I’ve been curious whether Gary ever added anything to Appendix N post-1979, be it books he forgot to include or post-1979 works he would have included if he’d written the DMG later on.
So I did some digging and found this post Gary Gygax wrote on EN World in 2007, a bit more than a year before his death, which answers the latter question:
The fact is that I wouldn’t change the list much, other than to add a couple of novels such as Lanier’s second Hiero yarn, Piers Anthony’s Split Infinity series, and the Disc World books.
I would never add other media forms to a reading list. If someone is interested in comic books and.or graphic novels, they’re on their own.
Frankly, I find very few new fantasy books in the general S&S vein worth reading. I do enjoy the “Diskworld” series, and Glen Cook’s “Black Company” novels are appealing to me. Those are about all that spring to mind. The fiction I have been reading these days is mostly murder mystery (I loved the “Judge Dee” series), historical (such as Cornwell’s various series), alternate history, and some re-reading of old fantasy & SF books.
Those are fascinating comments for all sorts of reasons, but let’s start with the books!
The new books
Here are links to Gary’s 2007 recommendations in the format I used for my 100-book Appendix N reading list:
- Anthony, Piers (Author info)
- Split Infinity series (more often called Apprentice Adept):
- Cook, Glen (Author info)
- Black Company series:
- Books of the North:
- The Black Company (1984)
- Shadows Linger (1984)
- The White Rose (1985)
- The Silver Spike (1989)
- The Books of the South collects this novel along with the two below.
- Books of the South:
- Shadow Games (1989)
- Dreams of Steel (1990)
- Along with The Silver Spike, these two books are collected in The Books of the South.
- Lanier, Sterling (Author info)
- The Unforsaken Hiero (1983)
- Pratchett, Terry (Author info)
Chronicles of the Black Company collects all three of these books.
At least as interesting to me, though, are the questions Gary’s comments raise.
Why Lanier’s later Hiero tale but not, say, the second series of Amber novels? Did Gary mean the early Discworld novels, which were partly sword and sorcery parodies, or the later ones where the world shades into more of a Renaissance-like period and the tone is markedly different? Why no comics, when Gary wrote “…countless hundreds of comic books went down, and the long-gone EC ones certainly had their effect” in the introduction to Appendix N?
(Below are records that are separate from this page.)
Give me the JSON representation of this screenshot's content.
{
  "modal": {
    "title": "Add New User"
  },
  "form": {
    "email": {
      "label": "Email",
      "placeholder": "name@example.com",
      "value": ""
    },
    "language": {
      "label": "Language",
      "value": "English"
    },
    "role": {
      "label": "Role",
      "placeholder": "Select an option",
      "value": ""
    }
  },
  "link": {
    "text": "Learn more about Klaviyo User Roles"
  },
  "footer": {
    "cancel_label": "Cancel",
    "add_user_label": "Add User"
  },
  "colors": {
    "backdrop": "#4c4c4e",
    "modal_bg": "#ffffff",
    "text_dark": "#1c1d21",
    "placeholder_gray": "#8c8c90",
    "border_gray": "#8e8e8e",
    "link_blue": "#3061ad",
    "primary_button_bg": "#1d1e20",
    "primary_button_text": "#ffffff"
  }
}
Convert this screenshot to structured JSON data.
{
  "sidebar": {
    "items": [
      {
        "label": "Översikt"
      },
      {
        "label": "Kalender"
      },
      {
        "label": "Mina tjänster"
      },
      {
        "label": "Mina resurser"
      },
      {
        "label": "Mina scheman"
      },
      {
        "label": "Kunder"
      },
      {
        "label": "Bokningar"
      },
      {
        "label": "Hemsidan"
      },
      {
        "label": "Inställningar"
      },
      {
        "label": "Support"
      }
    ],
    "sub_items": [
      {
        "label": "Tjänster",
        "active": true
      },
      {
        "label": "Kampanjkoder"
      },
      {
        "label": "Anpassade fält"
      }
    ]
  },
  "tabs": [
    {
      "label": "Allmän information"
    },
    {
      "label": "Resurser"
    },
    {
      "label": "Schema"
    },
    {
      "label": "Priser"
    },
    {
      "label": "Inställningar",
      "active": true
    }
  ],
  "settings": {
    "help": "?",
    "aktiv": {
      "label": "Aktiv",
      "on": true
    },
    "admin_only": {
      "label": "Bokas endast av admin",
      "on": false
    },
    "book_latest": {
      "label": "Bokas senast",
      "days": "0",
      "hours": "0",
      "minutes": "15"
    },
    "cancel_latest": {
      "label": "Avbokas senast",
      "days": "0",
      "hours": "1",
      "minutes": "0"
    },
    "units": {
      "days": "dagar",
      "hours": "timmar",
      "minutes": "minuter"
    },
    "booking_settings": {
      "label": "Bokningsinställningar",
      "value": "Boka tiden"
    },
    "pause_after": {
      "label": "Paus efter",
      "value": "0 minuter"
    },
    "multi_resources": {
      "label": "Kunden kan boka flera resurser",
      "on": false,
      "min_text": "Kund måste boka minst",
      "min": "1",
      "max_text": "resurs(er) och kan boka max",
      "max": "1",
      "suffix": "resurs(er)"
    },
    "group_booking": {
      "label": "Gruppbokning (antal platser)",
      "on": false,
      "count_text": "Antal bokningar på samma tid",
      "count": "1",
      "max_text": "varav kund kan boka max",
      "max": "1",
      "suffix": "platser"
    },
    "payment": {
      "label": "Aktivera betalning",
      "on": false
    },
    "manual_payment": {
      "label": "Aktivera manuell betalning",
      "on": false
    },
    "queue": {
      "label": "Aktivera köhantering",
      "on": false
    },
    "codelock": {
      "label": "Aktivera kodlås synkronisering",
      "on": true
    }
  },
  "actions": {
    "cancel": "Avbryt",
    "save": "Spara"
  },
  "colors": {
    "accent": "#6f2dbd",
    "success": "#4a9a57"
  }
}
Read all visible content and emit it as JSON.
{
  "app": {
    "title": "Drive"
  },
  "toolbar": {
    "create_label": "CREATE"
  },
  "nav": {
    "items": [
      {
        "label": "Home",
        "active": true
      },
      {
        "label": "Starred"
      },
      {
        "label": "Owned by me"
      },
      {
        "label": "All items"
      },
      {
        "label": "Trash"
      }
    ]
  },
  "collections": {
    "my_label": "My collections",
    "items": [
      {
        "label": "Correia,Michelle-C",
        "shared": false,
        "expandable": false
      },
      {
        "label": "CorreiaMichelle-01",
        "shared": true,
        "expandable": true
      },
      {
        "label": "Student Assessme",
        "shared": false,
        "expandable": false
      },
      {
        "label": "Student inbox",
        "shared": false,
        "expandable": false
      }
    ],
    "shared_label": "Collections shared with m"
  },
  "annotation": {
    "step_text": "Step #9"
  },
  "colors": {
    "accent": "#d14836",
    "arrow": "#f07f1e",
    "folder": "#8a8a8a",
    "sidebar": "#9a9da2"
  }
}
I wish I’d been doing this project while Gary was still alive, because I’d love to ask him those questions. Not in a critical way, but out of genuine curiosity.
I’m also curious whether or not, as his comment implies to me, Gary’s take on D&D remained essentially unchanged between 1979 and 2007 — because if what D&D was to him did change, why wouldn’t his recommended reading list change as well? I’ve had a complicated up-and-down relationship with the game over the past 20-plus years, so perhaps my reading of his comment is colored by that.
If there are more threads out there like the ones I linked above, I’d love to find them. Gary was a prolific forum poster in the last years of his life, and I bet other folks asked him about Appendix N. I’m glad we have this record of his thoughts on the topic, though — and, if you want to add Gary’s 2007 recommendations to your Appendix N reading list, another few dozen books to read!
I’ve read every Discworld book with the exception of a couple of titles like the cookbook and history (Pratchett is my favorite author), the first couple Black Company novels, and a ton of Piers Anthony that, surprisingly, doesn’t include the ones Gary recommends. After I finish Appendix N, I’ll probably circle back and check out some of the titles from this mini-list.